Heinz Schaufelberger, was a Swiss chess FIDE Master, two-times Swiss Chess Championship winner. In 1966–1968 Heinz Schaufelberger represented Switzerland three times at the European Junior Chess Championship, achieving the best result in 1969 in Groningen, where he finished sixth. In 1969, in Praia da Rocha he participated in World Chess Championships Zonal tournament and ranked 9th place. In 1971, in Birseck he shared 3rd place with Andreas Dückstein behind Gedeon Barcza and Stefano Tatai. In 1971 and 1972 he twice in row won Swiss Chess Championship. Heinz Schaufelberger played for Switzerland in the Chess Olympiads: In 1970, at second board in the 19th Chess Olympiad in Siegen, In 1972, at fourth board in the 20th Chess Olympiad in Skopje, In 1974, at third board in the 21st Chess Olympiad in Nice. Heinz Schaufelberger played for Switzerland in the European Team Chess Championship: In 1973, at third board in the 5th European Team Chess Championship in Bath. Heinz Schaufelberger two times played for Switzerland in the Men's Chess Mitropa Cup and won silver medal in team competition.
Heinz Schaufelberger three times played for Switzerland in the Clare Benedict Chess Cups. Heinz Schaufelberger player profile and games at Chessgames.com Heinz Schaufelberger chess games at 365chess.com
Martin Prusek is a Czech a former professional ice hockey goaltender and ice-hockey goaltender coach. Prusek has played in the National Hockey League for the Ottawa Senators and Columbus Blue Jackets. Prusek is a coach in Czech Extraliga's HC Vítkovice Steel. Martin Prusek started his professional ice hockey career in 1994 when he joined HC Vitkovice of the Czech Extraliga. After playing there for five seasons, Prusek was drafted by the Ottawa Senators in the sixth round of the 1999 NHL Entry Draft with the 164th overall pick, he made his North American debut with the Grand Rapids Griffins of the American Hockey League during the 2001–02 season. He made his National Hockey League debut that same season, appearing in one game with the Senators. Prusek appeared in 47 games with the Senators over the following two seasons. During the 2004–05 NHL lockout, he returned to the Czech Republic to play for Vitkovice and HC JME Znojemští Orli, he came back to North America for the 2005 -- 06 season. After spending most of the 2005–06 season with the Blue Jackets AHL affiliate Syracuse Crunch, Prusek left North America and joined SKA Saint Petersburg in the Russian Super League.

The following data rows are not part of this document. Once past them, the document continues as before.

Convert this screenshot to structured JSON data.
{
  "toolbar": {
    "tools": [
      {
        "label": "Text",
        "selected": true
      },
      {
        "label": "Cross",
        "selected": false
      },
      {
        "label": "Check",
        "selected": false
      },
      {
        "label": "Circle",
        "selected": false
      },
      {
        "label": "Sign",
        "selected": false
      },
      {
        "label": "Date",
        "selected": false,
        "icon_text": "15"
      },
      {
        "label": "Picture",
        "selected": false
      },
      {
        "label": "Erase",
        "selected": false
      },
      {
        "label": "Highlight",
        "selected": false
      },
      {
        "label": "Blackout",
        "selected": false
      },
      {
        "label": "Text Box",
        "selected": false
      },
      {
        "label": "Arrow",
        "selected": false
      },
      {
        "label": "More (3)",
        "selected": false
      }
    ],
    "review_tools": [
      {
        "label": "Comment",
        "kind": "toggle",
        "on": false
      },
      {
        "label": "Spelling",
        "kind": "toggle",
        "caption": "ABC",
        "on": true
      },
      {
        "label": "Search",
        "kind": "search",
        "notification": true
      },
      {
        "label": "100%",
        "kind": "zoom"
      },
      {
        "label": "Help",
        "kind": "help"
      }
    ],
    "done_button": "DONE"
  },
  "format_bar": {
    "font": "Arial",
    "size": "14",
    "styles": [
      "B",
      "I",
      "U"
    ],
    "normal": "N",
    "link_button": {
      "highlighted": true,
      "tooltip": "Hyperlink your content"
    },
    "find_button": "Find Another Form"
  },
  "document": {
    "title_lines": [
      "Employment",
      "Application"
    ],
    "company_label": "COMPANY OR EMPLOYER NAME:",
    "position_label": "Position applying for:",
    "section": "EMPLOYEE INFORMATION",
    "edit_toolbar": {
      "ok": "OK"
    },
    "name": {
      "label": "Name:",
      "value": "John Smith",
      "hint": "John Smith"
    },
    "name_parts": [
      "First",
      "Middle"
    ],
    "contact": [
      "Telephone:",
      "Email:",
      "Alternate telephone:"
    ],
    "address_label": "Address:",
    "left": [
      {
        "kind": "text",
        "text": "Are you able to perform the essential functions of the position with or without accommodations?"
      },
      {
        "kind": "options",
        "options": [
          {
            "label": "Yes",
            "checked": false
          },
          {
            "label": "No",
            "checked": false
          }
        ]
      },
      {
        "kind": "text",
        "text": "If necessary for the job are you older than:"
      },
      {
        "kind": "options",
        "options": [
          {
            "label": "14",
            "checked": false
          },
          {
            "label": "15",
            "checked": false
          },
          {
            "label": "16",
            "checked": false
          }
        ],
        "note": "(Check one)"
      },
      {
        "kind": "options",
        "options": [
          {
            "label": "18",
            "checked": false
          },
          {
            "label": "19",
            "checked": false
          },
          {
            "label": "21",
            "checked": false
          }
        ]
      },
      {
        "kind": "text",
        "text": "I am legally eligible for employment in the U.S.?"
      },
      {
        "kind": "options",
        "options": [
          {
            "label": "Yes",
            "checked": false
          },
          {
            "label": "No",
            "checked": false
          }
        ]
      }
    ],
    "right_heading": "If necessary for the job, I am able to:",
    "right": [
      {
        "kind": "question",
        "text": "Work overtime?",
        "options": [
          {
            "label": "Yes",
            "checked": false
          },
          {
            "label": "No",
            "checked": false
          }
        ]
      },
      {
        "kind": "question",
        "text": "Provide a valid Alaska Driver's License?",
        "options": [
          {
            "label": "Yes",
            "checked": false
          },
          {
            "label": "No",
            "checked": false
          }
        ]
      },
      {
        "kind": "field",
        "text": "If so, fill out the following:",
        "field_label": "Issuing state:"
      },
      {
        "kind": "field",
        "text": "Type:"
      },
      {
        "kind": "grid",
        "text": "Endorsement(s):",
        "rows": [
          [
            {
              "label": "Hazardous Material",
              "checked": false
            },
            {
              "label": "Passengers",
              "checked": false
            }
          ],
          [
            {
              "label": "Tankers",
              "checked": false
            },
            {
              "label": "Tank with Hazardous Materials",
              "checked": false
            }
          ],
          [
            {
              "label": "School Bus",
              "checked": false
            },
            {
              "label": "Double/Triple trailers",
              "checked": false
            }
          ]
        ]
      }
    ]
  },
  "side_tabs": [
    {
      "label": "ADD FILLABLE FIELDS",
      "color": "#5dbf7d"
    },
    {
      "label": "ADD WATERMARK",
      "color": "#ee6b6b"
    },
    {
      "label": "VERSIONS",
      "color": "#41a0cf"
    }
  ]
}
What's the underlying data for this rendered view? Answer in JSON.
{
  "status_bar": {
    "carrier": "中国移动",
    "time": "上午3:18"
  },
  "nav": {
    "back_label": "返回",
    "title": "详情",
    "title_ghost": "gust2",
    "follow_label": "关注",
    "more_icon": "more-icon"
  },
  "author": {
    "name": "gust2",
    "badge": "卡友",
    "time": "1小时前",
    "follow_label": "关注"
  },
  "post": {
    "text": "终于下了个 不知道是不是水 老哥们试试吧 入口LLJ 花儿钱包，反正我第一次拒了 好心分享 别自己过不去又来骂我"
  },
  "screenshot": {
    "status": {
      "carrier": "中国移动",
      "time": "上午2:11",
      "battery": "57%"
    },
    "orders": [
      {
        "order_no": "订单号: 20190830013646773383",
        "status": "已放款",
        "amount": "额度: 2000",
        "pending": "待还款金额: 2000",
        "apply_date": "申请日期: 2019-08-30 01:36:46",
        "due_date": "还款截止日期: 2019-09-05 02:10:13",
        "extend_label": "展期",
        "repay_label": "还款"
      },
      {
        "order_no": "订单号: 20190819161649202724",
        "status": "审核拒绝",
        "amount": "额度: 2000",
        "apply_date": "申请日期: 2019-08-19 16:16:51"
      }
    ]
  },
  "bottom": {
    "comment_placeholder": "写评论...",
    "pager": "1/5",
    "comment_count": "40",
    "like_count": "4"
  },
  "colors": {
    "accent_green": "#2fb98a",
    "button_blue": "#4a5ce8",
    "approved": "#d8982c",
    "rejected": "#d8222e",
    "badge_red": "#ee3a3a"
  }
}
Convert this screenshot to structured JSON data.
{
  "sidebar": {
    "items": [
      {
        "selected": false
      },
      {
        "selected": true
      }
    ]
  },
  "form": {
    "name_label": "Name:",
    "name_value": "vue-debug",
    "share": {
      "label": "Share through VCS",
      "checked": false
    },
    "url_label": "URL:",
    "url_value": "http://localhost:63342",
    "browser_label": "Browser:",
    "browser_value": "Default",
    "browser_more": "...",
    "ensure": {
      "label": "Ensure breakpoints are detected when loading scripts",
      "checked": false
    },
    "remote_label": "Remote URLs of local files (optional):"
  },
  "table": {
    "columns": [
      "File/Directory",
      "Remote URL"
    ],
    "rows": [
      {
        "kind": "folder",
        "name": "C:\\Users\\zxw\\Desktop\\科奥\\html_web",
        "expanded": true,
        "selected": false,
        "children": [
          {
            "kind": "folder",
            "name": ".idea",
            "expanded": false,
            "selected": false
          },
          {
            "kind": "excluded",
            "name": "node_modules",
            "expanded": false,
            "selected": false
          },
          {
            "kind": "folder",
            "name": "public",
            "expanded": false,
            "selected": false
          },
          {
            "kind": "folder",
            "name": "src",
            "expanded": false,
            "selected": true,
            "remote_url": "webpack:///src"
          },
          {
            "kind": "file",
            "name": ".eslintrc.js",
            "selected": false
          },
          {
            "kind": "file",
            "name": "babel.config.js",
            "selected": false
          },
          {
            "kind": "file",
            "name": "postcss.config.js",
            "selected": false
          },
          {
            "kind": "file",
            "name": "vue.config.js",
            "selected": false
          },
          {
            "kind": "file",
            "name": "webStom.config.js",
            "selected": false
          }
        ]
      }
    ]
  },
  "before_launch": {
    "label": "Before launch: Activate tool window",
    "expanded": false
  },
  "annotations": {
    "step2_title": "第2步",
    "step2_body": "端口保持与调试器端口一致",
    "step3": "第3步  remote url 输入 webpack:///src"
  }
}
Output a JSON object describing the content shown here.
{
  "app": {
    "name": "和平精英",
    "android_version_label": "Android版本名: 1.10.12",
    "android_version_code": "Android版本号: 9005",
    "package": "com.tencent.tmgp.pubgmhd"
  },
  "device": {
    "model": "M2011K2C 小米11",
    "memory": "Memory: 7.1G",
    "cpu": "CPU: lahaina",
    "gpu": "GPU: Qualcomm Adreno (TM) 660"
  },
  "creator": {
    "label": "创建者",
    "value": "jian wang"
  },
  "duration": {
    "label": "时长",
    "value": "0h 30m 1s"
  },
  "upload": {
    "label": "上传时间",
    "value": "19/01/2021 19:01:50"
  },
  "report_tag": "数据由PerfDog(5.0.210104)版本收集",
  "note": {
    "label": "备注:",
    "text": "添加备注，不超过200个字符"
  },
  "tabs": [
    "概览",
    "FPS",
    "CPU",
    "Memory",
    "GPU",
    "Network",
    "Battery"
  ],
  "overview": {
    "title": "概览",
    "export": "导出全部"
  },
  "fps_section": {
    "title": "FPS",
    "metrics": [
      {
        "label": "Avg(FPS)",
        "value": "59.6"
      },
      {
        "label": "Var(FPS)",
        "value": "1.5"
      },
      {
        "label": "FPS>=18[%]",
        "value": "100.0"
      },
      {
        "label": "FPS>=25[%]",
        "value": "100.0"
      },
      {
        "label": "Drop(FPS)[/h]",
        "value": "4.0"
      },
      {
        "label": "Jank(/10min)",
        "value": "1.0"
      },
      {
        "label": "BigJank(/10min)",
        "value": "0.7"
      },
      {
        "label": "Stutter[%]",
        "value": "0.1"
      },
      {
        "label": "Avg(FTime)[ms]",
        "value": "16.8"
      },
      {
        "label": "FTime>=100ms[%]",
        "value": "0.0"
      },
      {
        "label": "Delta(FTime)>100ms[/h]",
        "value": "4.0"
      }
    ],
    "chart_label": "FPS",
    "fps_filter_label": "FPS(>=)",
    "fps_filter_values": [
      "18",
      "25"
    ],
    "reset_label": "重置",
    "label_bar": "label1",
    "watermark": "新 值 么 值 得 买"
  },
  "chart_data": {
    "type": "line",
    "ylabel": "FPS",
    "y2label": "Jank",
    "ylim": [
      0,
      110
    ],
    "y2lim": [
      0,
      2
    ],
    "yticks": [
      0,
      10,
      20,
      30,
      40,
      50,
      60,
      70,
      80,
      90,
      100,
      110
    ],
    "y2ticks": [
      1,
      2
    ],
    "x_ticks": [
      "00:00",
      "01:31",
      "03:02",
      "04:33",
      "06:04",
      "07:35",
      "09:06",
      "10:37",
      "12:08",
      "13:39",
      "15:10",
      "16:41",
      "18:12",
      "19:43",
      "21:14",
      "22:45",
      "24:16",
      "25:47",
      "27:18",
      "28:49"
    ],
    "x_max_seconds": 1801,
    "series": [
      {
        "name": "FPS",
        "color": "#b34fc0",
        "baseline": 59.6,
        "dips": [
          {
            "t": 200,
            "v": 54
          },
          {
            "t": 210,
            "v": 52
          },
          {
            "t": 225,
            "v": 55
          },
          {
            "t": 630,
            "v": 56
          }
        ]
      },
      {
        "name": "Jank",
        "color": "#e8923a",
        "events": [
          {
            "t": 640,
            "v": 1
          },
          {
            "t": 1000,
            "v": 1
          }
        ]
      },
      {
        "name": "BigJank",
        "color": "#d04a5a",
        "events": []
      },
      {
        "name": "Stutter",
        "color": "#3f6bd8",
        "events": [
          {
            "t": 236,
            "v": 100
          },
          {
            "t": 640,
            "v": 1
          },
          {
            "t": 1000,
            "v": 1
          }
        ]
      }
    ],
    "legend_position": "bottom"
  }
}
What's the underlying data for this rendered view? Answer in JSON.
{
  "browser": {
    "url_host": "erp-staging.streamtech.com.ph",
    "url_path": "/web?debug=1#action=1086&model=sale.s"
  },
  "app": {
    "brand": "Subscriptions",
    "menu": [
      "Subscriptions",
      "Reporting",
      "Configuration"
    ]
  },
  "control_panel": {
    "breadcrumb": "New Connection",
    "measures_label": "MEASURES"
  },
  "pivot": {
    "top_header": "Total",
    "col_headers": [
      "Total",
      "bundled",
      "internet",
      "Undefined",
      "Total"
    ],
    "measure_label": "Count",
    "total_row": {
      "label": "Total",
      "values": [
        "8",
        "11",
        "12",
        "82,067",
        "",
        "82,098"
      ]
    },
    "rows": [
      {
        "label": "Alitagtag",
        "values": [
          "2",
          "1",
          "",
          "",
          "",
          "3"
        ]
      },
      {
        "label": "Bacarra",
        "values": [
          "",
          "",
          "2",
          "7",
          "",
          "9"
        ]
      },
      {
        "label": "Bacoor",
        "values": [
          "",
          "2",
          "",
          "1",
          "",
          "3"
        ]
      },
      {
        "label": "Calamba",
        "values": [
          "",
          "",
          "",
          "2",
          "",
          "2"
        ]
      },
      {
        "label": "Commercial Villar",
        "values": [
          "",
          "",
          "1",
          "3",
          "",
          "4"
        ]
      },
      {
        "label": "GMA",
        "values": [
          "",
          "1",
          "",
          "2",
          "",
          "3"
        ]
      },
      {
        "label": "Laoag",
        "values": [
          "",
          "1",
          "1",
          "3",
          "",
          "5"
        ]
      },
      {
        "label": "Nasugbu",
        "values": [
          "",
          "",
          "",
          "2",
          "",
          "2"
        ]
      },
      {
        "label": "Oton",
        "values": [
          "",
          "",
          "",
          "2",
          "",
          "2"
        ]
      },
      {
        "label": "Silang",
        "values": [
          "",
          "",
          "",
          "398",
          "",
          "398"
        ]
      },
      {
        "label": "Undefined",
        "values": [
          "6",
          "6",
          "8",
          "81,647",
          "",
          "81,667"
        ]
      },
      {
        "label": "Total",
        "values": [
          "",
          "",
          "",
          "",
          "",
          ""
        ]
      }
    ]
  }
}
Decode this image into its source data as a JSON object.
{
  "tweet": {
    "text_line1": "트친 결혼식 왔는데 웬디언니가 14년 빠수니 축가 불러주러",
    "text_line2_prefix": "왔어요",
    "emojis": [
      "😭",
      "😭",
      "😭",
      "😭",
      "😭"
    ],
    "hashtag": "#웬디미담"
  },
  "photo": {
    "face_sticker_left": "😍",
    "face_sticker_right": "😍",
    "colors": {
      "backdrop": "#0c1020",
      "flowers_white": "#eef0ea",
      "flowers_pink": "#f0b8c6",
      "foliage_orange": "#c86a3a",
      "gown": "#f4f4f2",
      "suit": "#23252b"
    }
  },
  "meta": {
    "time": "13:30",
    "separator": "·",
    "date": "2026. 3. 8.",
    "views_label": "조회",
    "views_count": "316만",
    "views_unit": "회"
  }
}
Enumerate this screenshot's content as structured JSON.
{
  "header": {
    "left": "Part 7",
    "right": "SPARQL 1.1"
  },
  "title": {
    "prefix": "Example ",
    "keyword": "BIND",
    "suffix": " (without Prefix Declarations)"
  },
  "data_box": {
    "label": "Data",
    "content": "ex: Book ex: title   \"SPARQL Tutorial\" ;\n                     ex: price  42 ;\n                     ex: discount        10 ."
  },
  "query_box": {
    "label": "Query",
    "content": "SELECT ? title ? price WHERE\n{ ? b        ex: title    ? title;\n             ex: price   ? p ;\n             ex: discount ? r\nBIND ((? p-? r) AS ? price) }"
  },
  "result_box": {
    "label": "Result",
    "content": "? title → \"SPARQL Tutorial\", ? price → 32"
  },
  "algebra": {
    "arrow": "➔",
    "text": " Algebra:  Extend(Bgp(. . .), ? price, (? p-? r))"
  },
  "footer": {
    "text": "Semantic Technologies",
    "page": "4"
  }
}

During 2007–08, he rejoined HC Vitkovice in the Czech Extraliga. In 2008-09 Prusek played in Kontinental Hockey League and after a brief contract with HC Spartak Moscow, he joined Dinamo Riga for 2 seasons. After the 2009-10 season, Prusek once again rejoined HC Vítkovice Steel. Although he was suffered with carditis and played just in 2 Extraliga games during all the 2010-11 season, he reached a silver medal. In summer 2011, he stepped into HC Vítkovice Steel pre-season players' camp, but on July 26 he announced his retirement decision and he accepted the club's offer for the position of goaltender coach. Hap Holmes Memorial Award: 2001–02 season Martin Prusek's first international team game was the game against Russia on December 17, 1995 in Moscow. Martin Prusek's career stats at Eurohockey.com Martin Prusek career statistics at The Internet Hockey Database